Saturday, April 01, 2006

Advice for potential graduate students

Are you thinking about going to grad school? The web is a great resource for alerting you about the kinds of things you will need to consider on your journey to grad school and beyond (I have a bunch of links). Recently, several bloggers have added their perspectives to this pool of information. Let me just point to a noteworthy few:

A while ago, Sean Carroll offered some unsolicited advice on what kinds of things you should think about when it's time for applying to grad schools. In the second installment, he offers some more advice on issues ranging from which offer to accept, to subsequent choices you will have to make once you are in grad school. Chad Orzel offers his perspectives here.

Among the differnt things that would bother a potential grad student with multiple offers, the one thing that both Sean and Chad agree is the most important is choosing your advisor. They are absolutely right to emphasize this point.

Here's Sean:

The single most important influence on your graduate career will be who your advisor is. [...] Of course, picking an advisor means picking a specialty. Some people know exactly what they want to do before they arrive; that’s not necessary, but it helps. The point is, get some feeling for the faculty members who might realistically become your advisor. Are they active in research? Do they have personalities you could get along with? Do they have sufficient funding? Are they looking for new students, or over-subscribed? Do they let their students freelance, or guide them closely? Do they actively support their students in their later careers, or simply wish them well? Your Ph.D. advisor will very possibly be writing letters about you for decades to come — choose someone with whom you will be proud to be associated with, and who will take some interest in your well-being.

Here's Chad:

I will list the three most important decisions you will make in choosing a graduate school:
  1. Choosing a research advisor.
  2. Choosing a research advisor.
  3. Choosing a research advisor.
It might be a slight overstatement to say that the choice of advisor is the single most important factor in your grad school experience, but only a slight overstatement. The right choice of advisor can make your life much more pleasant, and set you up well for your future career, while the wrong choice can lead to extreme amounts of pain and misery.

What's the "right" choice? It will vary from one student to another, and one institution to another, but basically, you're looking for someone who has funding, who graduates students in a reasonable amount of time, and whose students get jobs after graduation. And more important than any of those, you need to pick an advisor that you can get along with-- grad school is stressful enough when all goes well, but it can be unremittingly miserable if you have a major conflict of personality with your advisor.

There is a lot more where these quotes came from. I suggest that you go and read the original posts.

All of this is a little too science-oriented (physics-oriented, in fact). For those of you interested in a Ph.D. in humanities, Tom Coates has a post on "What you should know before starting a doctorate..." In the humanities, it seems to me that the overwhelming problem is the job market. Indeed, Coates says "If you don't want to be a History lecturer and do academic research for the rest of your life, then don't do a doctorate." (See also this article by Tim Burke). In sciences, on the other hand, academic jobs are not the only thing; there are many research positions in government labs as well as industrial labs.
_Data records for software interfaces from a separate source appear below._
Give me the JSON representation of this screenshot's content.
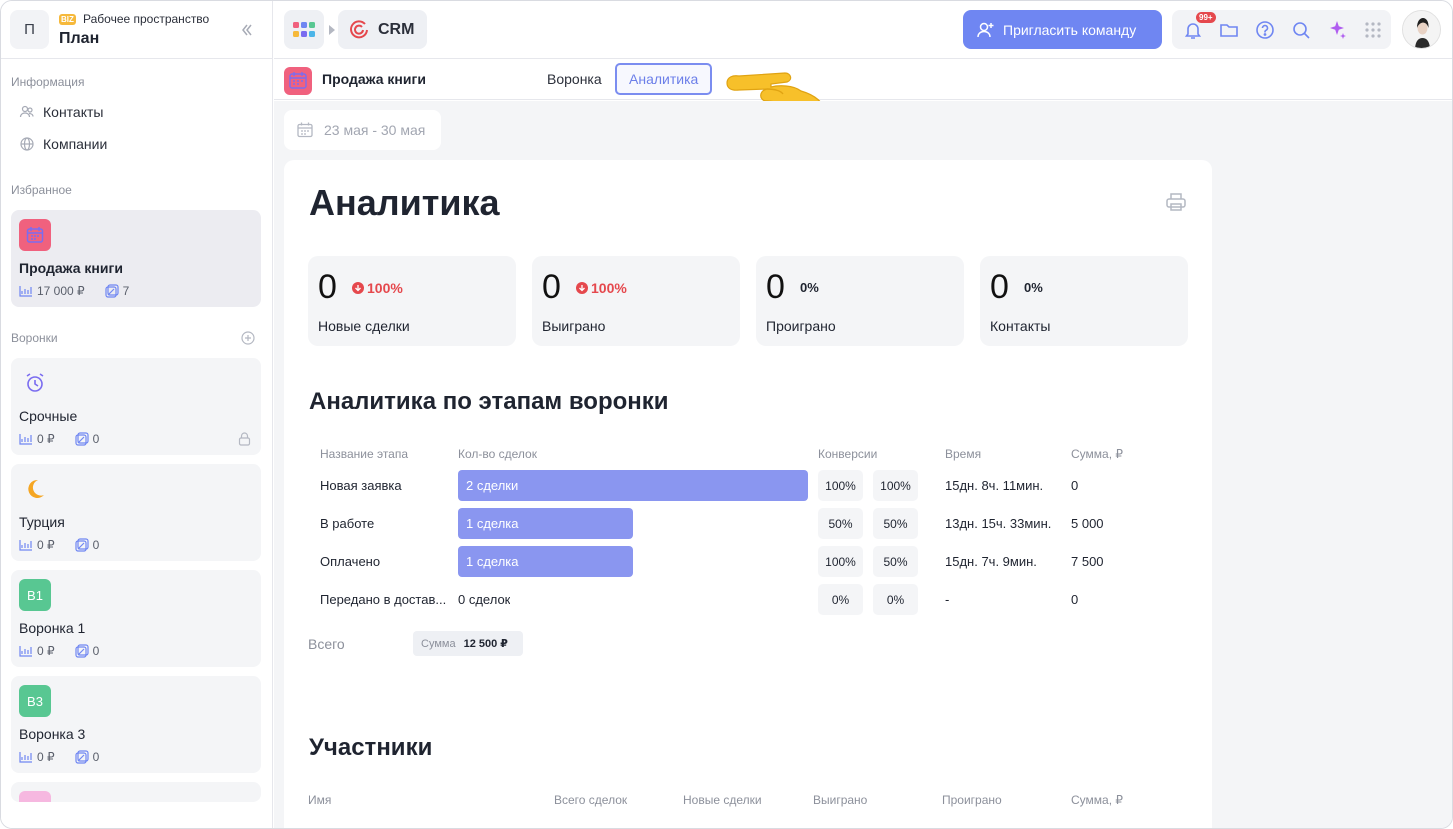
{
  "workspace": {
    "avatar_letter": "П",
    "biz": "BIZ",
    "subtitle": "Рабочее пространство",
    "name": "План"
  },
  "sidebar": {
    "info_label": "Информация",
    "contacts": "Контакты",
    "companies": "Компании",
    "favorites_label": "Избранное",
    "favorite": {
      "title": "Продажа книги",
      "amount": "17 000 ₽",
      "count": "7"
    },
    "funnels_label": "Воронки",
    "funnels": [
      {
        "title": "Срочные",
        "amount": "0 ₽",
        "count": "0",
        "icon": "alarm-clock-icon",
        "locked": true
      },
      {
        "title": "Турция",
        "amount": "0 ₽",
        "count": "0",
        "icon": "crescent-moon-icon"
      },
      {
        "title": "Воронка 1",
        "amount": "0 ₽",
        "count": "0",
        "badge": "В1",
        "badge_color": "#58c792"
      },
      {
        "title": "Воронка 3",
        "amount": "0 ₽",
        "count": "0",
        "badge": "В3",
        "badge_color": "#58c792"
      }
    ]
  },
  "topbar": {
    "crm_label": "CRM",
    "invite_label": "Пригласить команду",
    "notif_badge": "99+",
    "accent": "#6f86f2"
  },
  "subheader": {
    "title": "Продажа книги",
    "tabs": [
      {
        "label": "Воронка",
        "active": false
      },
      {
        "label": "Аналитика",
        "active": true
      }
    ]
  },
  "filters": {
    "date_range": "23 мая - 30 мая"
  },
  "analytics": {
    "title": "Аналитика",
    "stats": [
      {
        "value": "0",
        "delta": "100%",
        "trend": "down",
        "label": "Новые сделки"
      },
      {
        "value": "0",
        "delta": "100%",
        "trend": "down",
        "label": "Выиграно"
      },
      {
        "value": "0",
        "delta": "0%",
        "trend": "none",
        "label": "Проиграно"
      },
      {
        "value": "0",
        "delta": "0%",
        "trend": "none",
        "label": "Контакты"
      }
    ],
    "stages_title": "Аналитика по этапам воронки",
    "stages_headers": {
      "name": "Название этапа",
      "deals": "Кол-во сделок",
      "conv": "Конверсии",
      "time": "Время",
      "sum": "Сумма, ₽"
    },
    "stages": [
      {
        "name": "Новая заявка",
        "deals": "2 сделки",
        "deal_share": 1.0,
        "conv1": "100%",
        "conv2": "100%",
        "time": "15дн. 8ч. 11мин.",
        "sum": "0"
      },
      {
        "name": "В работе",
        "deals": "1 сделка",
        "deal_share": 0.5,
        "conv1": "50%",
        "conv2": "50%",
        "time": "13дн. 15ч. 33мин.",
        "sum": "5 000"
      },
      {
        "name": "Оплачено",
        "deals": "1 сделка",
        "deal_share": 0.5,
        "conv1": "100%",
        "conv2": "50%",
        "time": "15дн. 7ч. 9мин.",
        "sum": "7 500"
      },
      {
        "name": "Передано в достав...",
        "deals": "0 сделок",
        "deal_share": 0,
        "conv1": "0%",
        "conv2": "0%",
        "time": "-",
        "sum": "0"
      }
    ],
    "total_label": "Всего",
    "total_sum_key": "Сумма",
    "total_sum_value": "12 500 ₽",
    "participants_title": "Участники",
    "participants_headers": {
      "name": "Имя",
      "total": "Всего сделок",
      "new": "Новые сделки",
      "won": "Выиграно",
      "lost": "Проиграно",
      "sum": "Сумма, ₽"
    }
  }
}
There is a caveat, though: the (non-academic) R&D opportunities are far greater for experimental scientists than for theoretically oriented people.


  1. Anonymous said...

    As somebody who is going to leave for grad school this year, I found these discussions extremely helpful and at the same time, very interesting.

    However,as an Indian student,one thought is lurking at the back of my mind.
    As Sean says "picking an advisor means picking a specialty",but in these troubled fund crunched times,we do not actually get to "choose" an advisor.First of all,most Indian grad students(except those who are fortunate enough to get fellowships) have to decide their advisor from here,and they do not have any first hand knowledge about the most important person of their graduate career.Secondly,in these times,when to get RA is like hitting on a treasure trove,one doesn't really have a choice.

    Hence,at this stage, where I shall have to make a "wise" judgement about the acceptance of offers,I feel this decision is a gamble of sorts.(quite like the one that we had played at the start of our undergraduate careers at IIT,deciding our Departments!!)

    As somebody who has already passed through these stages,it would be illuminating if you can put in a few words of advice from the Indian perspective.

  2. Abi said...

    Sourav: There are lots of things you can do: check the websites of departments and individual faculty members (or, their blogs, if they have one). Also, make full use of your network of seniors, to get as much info as possible. During the time I did my grad studies, I had very little knowledge of what I was getting myself into; but luckily for me, things turned out okay.

    Which brings me to my second point: if things don't quite work out, you *always* have the option of getting out of the system, and looking elsewhere (or, looking for someone else as your advisor).